This meant 44 Preston children were living in accommodation ranging from private housing to B&Bs.

Figures from the Ministry of Housing, Communities and Local Government show that 1.66 households per 1,000 in Preston were in temporary accommodation between April and June.

The rate across the North West was below the average for England, with 1.56 families per 1,000 – England's average was 3.39.

Across the region there were 4,940 households in temporary accommodation in the period, including 2,390 with children.

Paul Noblet, Centrepoint's head of public affairs, said: "To keep rough sleepers safe this winter we need to see a level of focus and funding from the government which matches their initial response to the pandemic earlier this year.

"If we're to keep people safe this winter, we urgently need ministers to replicate the effective support that was rapidly put in place at the beginning of the pandemic."

Polly Neate, chief executive of homeless charity Shelter, said she hoped the Government's cash would stop people sleeping on the streets this winter.

She added: "It’s critical that access to safe accommodation is not a lottery in this pandemic, it must be there for everyone who needs it.”

Robert Jenrick, Secretary of State for Housing, Communities and Local Government, said: "The way we have protected rough sleepers from Covid-19 is widely considered to be the best in the world.

"At the start of the pandemic we launched Everyone In, which protected thousands of vulnerable people.

"That work hasn’t stopped and we’ve backed it with £700 million.

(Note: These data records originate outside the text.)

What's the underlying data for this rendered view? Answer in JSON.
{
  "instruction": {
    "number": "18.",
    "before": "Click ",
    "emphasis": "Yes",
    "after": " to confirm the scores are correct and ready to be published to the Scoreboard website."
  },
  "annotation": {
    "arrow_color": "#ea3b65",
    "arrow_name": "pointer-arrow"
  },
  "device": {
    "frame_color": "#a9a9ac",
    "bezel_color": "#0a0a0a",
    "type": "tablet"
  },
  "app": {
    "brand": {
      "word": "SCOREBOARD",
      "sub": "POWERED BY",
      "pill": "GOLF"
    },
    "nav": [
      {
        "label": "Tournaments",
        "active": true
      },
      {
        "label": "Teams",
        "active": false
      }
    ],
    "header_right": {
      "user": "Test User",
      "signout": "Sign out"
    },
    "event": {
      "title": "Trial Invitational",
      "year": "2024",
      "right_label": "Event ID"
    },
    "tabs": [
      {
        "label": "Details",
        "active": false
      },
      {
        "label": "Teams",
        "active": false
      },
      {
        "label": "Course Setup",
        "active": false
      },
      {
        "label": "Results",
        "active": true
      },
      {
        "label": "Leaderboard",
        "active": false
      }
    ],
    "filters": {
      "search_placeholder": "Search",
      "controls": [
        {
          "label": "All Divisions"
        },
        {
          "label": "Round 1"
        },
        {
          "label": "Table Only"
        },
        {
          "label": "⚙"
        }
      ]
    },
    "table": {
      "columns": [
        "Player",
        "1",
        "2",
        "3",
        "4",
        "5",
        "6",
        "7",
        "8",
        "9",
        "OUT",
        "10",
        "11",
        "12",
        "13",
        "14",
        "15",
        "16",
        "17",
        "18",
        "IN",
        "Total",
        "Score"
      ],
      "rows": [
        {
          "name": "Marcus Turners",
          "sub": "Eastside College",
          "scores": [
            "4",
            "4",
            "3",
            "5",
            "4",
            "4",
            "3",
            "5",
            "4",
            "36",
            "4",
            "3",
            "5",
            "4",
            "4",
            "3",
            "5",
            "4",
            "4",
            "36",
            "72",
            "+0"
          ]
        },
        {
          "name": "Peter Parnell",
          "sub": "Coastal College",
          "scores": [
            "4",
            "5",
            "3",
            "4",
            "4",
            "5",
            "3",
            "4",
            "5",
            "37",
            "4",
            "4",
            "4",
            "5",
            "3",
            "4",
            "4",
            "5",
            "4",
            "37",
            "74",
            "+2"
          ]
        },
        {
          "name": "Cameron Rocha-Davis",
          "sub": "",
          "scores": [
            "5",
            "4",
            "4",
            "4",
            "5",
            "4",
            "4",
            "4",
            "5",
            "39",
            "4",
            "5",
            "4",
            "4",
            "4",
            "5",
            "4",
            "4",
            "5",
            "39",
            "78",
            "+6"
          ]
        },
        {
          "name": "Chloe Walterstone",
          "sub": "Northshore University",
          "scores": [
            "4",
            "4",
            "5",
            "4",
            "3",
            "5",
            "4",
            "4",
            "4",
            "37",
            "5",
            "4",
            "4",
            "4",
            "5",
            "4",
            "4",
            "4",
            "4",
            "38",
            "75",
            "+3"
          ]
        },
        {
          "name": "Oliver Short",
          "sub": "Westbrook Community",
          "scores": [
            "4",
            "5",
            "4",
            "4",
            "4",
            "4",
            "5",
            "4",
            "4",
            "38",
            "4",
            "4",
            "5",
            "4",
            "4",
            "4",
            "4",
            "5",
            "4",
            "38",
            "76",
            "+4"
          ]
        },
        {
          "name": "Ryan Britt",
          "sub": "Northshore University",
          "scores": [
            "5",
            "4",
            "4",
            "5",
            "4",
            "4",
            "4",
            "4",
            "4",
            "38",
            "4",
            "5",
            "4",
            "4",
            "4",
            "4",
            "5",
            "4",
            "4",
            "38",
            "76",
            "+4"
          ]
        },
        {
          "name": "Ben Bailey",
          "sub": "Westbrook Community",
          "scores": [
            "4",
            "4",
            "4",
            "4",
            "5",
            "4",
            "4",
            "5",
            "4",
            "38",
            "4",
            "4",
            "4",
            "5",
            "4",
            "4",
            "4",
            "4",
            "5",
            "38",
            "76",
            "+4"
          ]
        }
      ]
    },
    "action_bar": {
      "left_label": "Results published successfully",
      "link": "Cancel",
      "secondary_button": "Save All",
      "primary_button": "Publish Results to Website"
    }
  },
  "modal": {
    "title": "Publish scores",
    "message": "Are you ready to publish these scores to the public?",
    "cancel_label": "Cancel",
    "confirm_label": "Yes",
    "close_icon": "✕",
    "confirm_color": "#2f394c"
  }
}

"As the new national measures come into force, I am launching the Protect Programme to ensure councils are offering everyone sleeping rough on our streets today somewhere safe to go – protecting people from the virus and moving forward with our goal of eliminating rough sleeping."